Start of GIVEN RECORDS
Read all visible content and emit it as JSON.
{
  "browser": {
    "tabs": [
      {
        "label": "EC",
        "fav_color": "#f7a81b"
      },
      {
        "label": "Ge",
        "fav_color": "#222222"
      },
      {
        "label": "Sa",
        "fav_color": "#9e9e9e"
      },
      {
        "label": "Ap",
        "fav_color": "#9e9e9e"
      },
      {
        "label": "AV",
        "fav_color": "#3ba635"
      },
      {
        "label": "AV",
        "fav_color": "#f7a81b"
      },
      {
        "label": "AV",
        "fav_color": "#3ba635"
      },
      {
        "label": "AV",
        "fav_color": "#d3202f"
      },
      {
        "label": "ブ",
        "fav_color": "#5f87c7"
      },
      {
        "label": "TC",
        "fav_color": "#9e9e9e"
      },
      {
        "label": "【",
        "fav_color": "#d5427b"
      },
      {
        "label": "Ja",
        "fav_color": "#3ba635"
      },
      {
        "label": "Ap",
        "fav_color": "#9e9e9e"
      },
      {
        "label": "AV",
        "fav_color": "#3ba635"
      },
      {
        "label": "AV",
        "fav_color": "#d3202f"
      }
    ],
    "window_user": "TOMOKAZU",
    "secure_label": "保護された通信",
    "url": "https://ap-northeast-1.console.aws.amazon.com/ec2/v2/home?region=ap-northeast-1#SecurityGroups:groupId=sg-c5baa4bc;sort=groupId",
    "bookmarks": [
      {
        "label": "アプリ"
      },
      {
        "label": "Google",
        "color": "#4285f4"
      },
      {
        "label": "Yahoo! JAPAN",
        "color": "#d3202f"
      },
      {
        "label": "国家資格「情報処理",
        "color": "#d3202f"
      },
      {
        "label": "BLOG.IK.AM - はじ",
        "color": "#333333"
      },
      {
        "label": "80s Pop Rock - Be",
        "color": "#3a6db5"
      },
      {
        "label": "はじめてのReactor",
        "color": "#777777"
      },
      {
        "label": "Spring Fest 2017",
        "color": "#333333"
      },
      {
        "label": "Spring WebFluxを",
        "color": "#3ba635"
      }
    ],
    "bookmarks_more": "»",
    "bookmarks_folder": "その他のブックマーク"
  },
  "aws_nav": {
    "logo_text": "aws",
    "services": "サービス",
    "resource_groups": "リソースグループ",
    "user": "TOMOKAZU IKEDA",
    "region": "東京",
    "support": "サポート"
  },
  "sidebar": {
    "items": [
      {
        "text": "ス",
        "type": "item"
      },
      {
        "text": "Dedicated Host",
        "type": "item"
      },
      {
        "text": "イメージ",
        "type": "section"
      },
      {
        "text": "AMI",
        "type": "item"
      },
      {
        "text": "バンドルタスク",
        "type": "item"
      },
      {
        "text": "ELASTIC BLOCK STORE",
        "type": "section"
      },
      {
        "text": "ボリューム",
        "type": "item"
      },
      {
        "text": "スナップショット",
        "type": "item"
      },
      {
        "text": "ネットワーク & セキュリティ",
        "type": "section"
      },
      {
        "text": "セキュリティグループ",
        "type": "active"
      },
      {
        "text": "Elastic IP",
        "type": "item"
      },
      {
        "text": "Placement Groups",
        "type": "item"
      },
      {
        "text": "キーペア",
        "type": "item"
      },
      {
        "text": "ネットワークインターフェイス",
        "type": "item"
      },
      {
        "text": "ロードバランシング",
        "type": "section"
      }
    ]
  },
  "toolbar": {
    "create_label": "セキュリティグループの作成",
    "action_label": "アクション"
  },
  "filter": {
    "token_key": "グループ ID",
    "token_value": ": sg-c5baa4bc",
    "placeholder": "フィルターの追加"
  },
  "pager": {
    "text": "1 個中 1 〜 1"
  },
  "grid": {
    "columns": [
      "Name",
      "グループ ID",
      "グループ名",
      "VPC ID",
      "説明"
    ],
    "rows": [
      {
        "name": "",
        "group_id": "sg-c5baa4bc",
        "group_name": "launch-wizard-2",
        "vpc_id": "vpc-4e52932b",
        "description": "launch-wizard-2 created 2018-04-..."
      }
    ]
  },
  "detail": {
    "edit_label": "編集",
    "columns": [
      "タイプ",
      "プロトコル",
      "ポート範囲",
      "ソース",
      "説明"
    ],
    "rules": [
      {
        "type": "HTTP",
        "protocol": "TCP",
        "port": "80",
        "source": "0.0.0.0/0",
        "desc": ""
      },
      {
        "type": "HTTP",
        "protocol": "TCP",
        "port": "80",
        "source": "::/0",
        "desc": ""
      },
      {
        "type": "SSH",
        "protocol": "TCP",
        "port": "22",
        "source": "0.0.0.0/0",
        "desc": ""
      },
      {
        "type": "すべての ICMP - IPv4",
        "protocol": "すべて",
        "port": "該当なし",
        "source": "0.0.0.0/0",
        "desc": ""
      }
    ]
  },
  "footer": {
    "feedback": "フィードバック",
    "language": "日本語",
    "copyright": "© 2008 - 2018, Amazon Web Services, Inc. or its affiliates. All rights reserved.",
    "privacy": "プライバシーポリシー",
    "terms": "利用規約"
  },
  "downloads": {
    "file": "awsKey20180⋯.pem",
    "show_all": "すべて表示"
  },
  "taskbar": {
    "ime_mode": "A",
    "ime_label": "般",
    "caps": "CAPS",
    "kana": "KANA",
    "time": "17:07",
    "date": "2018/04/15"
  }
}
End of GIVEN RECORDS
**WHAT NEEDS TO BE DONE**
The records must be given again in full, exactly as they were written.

**SOLUTION FOR THIS PROBLEM**
Read all visible content and emit it as JSON.
{
  "browser": {
    "tabs": [
      {
        "label": "EC",
        "fav_color": "#f7a81b"
      },
      {
        "label": "Ge",
        "fav_color": "#222222"
      },
      {
        "label": "Sa",
        "fav_color": "#9e9e9e"
      },
      {
        "label": "Ap",
        "fav_color": "#9e9e9e"
      },
      {
        "label": "AV",
        "fav_color": "#3ba635"
      },
      {
        "label": "AV",
        "fav_color": "#f7a81b"
      },
      {
        "label": "AV",
        "fav_color": "#3ba635"
      },
      {
        "label": "AV",
        "fav_color": "#d3202f"
      },
      {
        "label": "ブ",
        "fav_color": "#5f87c7"
      },
      {
        "label": "TC",
        "fav_color": "#9e9e9e"
      },
      {
        "label": "【",
        "fav_color": "#d5427b"
      },
      {
        "label": "Ja",
        "fav_color": "#3ba635"
      },
      {
        "label": "Ap",
        "fav_color": "#9e9e9e"
      },
      {
        "label": "AV",
        "fav_color": "#3ba635"
      },
      {
        "label": "AV",
        "fav_color": "#d3202f"
      }
    ],
    "window_user": "TOMOKAZU",
    "secure_label": "保護された通信",
    "url": "https://ap-northeast-1.console.aws.amazon.com/ec2/v2/home?region=ap-northeast-1#SecurityGroups:groupId=sg-c5baa4bc;sort=groupId",
    "bookmarks": [
      {
        "label": "アプリ"
      },
      {
        "label": "Google",
        "color": "#4285f4"
      },
      {
        "label": "Yahoo! JAPAN",
        "color": "#d3202f"
      },
      {
        "label": "国家資格「情報処理",
        "color": "#d3202f"
      },
      {
        "label": "BLOG.IK.AM - はじ",
        "color": "#333333"
      },
      {
        "label": "80s Pop Rock - Be",
        "color": "#3a6db5"
      },
      {
        "label": "はじめてのReactor",
        "color": "#777777"
      },
      {
        "label": "Spring Fest 2017",
        "color": "#333333"
      },
      {
        "label": "Spring WebFluxを",
        "color": "#3ba635"
      }
    ],
    "bookmarks_more": "»",
    "bookmarks_folder": "その他のブックマーク"
  },
  "aws_nav": {
    "logo_text": "aws",
    "services": "サービス",
    "resource_groups": "リソースグループ",
    "user": "TOMOKAZU IKEDA",
    "region": "東京",
    "support": "サポート"
  },
  "sidebar": {
    "items": [
      {
        "text": "ス",
        "type": "item"
      },
      {
        "text": "Dedicated Host",
        "type": "item"
      },
      {
        "text": "イメージ",
        "type": "section"
      },
      {
        "text": "AMI",
        "type": "item"
      },
      {
        "text": "バンドルタスク",
        "type": "item"
      },
      {
        "text": "ELASTIC BLOCK STORE",
        "type": "section"
      },
      {
        "text": "ボリューム",
        "type": "item"
      },
      {
        "text": "スナップショット",
        "type": "item"
      },
      {
        "text": "ネットワーク & セキュリティ",
        "type": "section"
      },
      {
        "text": "セキュリティグループ",
        "type": "active"
      },
      {
        "text": "Elastic IP",
        "type": "item"
      },
      {
        "text": "Placement Groups",
        "type": "item"
      },
      {
        "text": "キーペア",
        "type": "item"
      },
      {
        "text": "ネットワークインターフェイス",
        "type": "item"
      },
      {
        "text": "ロードバランシング",
        "type": "section"
      }
    ]
  },
  "toolbar": {
    "create_label": "セキュリティグループの作成",
    "action_label": "アクション"
  },
  "filter": {
    "token_key": "グループ ID",
    "token_value": ": sg-c5baa4bc",
    "placeholder": "フィルターの追加"
  },
  "pager": {
    "text": "1 個中 1 〜 1"
  },
  "grid": {
    "columns": [
      "Name",
      "グループ ID",
      "グループ名",
      "VPC ID",
      "説明"
    ],
    "rows": [
      {
        "name": "",
        "group_id": "sg-c5baa4bc",
        "group_name": "launch-wizard-2",
        "vpc_id": "vpc-4e52932b",
        "description": "launch-wizard-2 created 2018-04-..."
      }
    ]
  },
  "detail": {
    "edit_label": "編集",
    "columns": [
      "タイプ",
      "プロトコル",
      "ポート範囲",
      "ソース",
      "説明"
    ],
    "rules": [
      {
        "type": "HTTP",
        "protocol": "TCP",
        "port": "80",
        "source": "0.0.0.0/0",
        "desc": ""
      },
      {
        "type": "HTTP",
        "protocol": "TCP",
        "port": "80",
        "source": "::/0",
        "desc": ""
      },
      {
        "type": "SSH",
        "protocol": "TCP",
        "port": "22",
        "source": "0.0.0.0/0",
        "desc": ""
      },
      {
        "type": "すべての ICMP - IPv4",
        "protocol": "すべて",
        "port": "該当なし",
        "source": "0.0.0.0/0",
        "desc": ""
      }
    ]
  },
  "footer": {
    "feedback": "フィードバック",
    "language": "日本語",
    "copyright": "© 2008 - 2018, Amazon Web Services, Inc. or its affiliates. All rights reserved.",
    "privacy": "プライバシーポリシー",
    "terms": "利用規約"
  },
  "downloads": {
    "file": "awsKey20180⋯.pem",
    "show_all": "すべて表示"
  },
  "taskbar": {
    "ime_mode": "A",
    "ime_label": "般",
    "caps": "CAPS",
    "kana": "KANA",
    "time": "17:07",
    "date": "2018/04/15"
  }
}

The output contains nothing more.